Those looking for a tale of unlikely friendship need look no further than Shoba Narayan’s warm and wonderfully funny true story, The Milk Lady of Bangalore . In it, Narayan, a Manhattan writer and cookbook author, moves back to her home country of India to be closer to her aging parents. There she befriends the local milk lady, Sarala, bonding with her over food, family, and the fresh milk that she buys from her every day. But when Narayan offers to buy Sarala a new cow, and the two of them begin their search for just milk ladythe right one, their friendship deepens into something more complex, and often laugh-out-loud funny. Along the way they encounter bus crashes, housewarming ceremonies where a cow is the guest of honor, and cow urine tablets that are meant to prevent strange dreams. Narayan’s book leads readers to explore not only the joys and complexities of female friendship, but also the cultural presence and significance of the sacred cow in Indian culture, and how we are all connected on a universal level to both animals and food.

Kirkus Review calls The Milk Lady of Bangalore “[a] witty and tender story,” and raves: “Narayan’s rich and evocative writing transports readers to the busy streets of Bangalore and a fully formed picture of modern India.” Don’t wait to follow Narayan and her new friend into their unexpected adventure—listen to this book now on RBDigital!

Learn more about RBDigital here.

By Emily

New Releases

Moviesthe old man and the gun
The Old Man & the Gun
Goosebumps 2: Haunted Halloween
The Bookshop
First Man
The Hate U Give
Madeline’s Madeline
After Darkness
A Boy. A Girl. A Dream
Speed Kills
Johnny English Strikes Again

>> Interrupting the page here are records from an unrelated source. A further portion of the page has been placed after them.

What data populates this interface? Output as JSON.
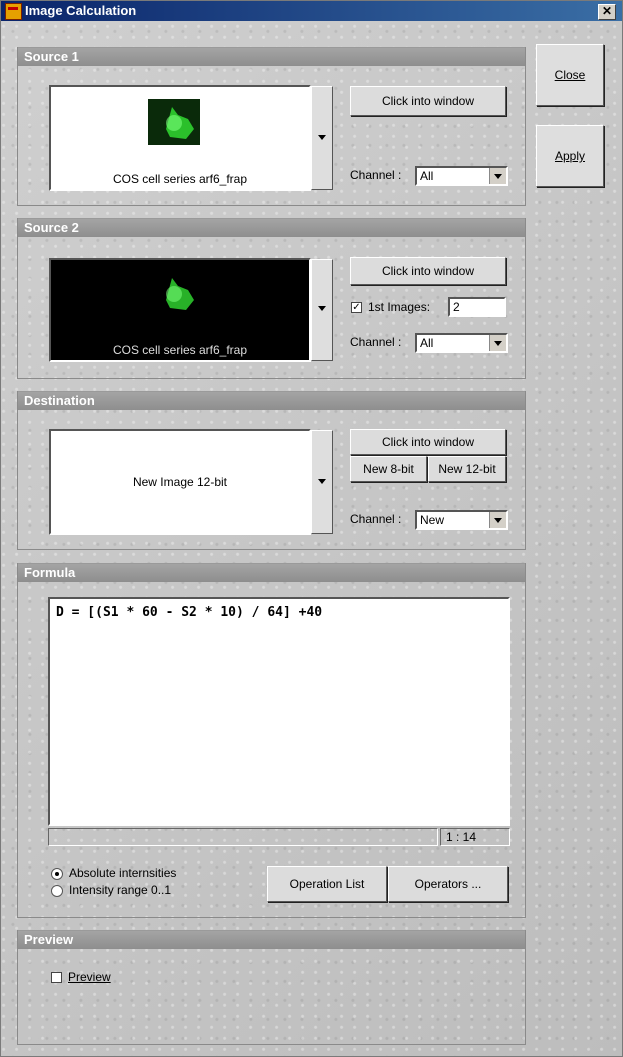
{
  "window": {
    "title": "Image Calculation",
    "close_glyph": "✕"
  },
  "side": {
    "close": "Close",
    "apply": "Apply"
  },
  "source1": {
    "header": "Source 1",
    "image_caption": "COS cell series arf6_frap",
    "click_btn": "Click into window",
    "channel_label": "Channel :",
    "channel_value": "All"
  },
  "source2": {
    "header": "Source 2",
    "image_caption": "COS cell series arf6_frap",
    "click_btn": "Click into window",
    "first_images_label": "1st Images:",
    "first_images_checked": true,
    "first_images_value": "2",
    "channel_label": "Channel :",
    "channel_value": "All"
  },
  "destination": {
    "header": "Destination",
    "image_caption": "New Image 12-bit",
    "click_btn": "Click into window",
    "new8": "New 8-bit",
    "new12": "New 12-bit",
    "channel_label": "Channel :",
    "channel_value": "New"
  },
  "formula": {
    "header": "Formula",
    "text": "D = [(S1 * 60 - S2 * 10) / 64] +40",
    "status_left": "",
    "cursor_pos": "1 : 14",
    "options": [
      {
        "label": "Absolute internsities",
        "selected": true
      },
      {
        "label": "Intensity range 0..1",
        "selected": false
      }
    ],
    "operation_list": "Operation List",
    "operators": "Operators ..."
  },
  "preview": {
    "header": "Preview",
    "checkbox_label": "Preview",
    "checked": false
  },
  "colors": {
    "title_bar": "#0a246a",
    "group_header": "#8e8e8e",
    "cell_green": "#2fd02f"
  },
  "icons": [
    "app-icon",
    "close-icon",
    "dropdown-arrow-icon",
    "checkbox-icon",
    "radio-icon",
    "cell-thumbnail"
  ]
}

Musicrattlesnake neyla pekarek
Magnolia by Randy Houser
One Night Only by Gregory Porter
Stokeley by Ski Mask The Slump God
Songs For Carmella: Lullabies & Sing-A-Longs by Christina Perri
Heard It In A Past Life by Maggie Rogers
Lost At Sea II by Birdman & Jacquees
Native Tongue by Switchfoot
Ain’t Nothin’ To It by Cody Johnson
Outer Peace by Toro Y Moi
A Real Good Kid by Mike Posner
Wow Gospel 2019 by various artists
Fool by Joe Jackson
The Duets by Ronnie Milsap
Who Do You Trust? by Papa Roach
Rattlesnake by Neyla Pekarek

AudiobooksNew Iberia Blues.jpg
Liar Liar by James Patterson & Candice Fox
An Anonymous Girl by Greer Hendricks & Sarah Pekkanen
New Iberia Blues by James Lee Burke
Daughter Of War by Brad Taylor
Turning Point by Danielle Steel
Untouchable by Jayne Ann Krentz
Summoned To The Thirteenth Grave by Darynda Jones
The Dreamers by Karen Thompson Walker
The Rule Of Law by John Lescroart
The Suspect by Fiona Barton
The Golden Tresses Of The Dead by Alan Bradley
Crucible by James Rollins
The First Conspiracy: The Secret Plot to Kill George Washington by Brad Meltzer & Josh Mensch
The 6 Keys by Jillian Michaels & Myatt Murphy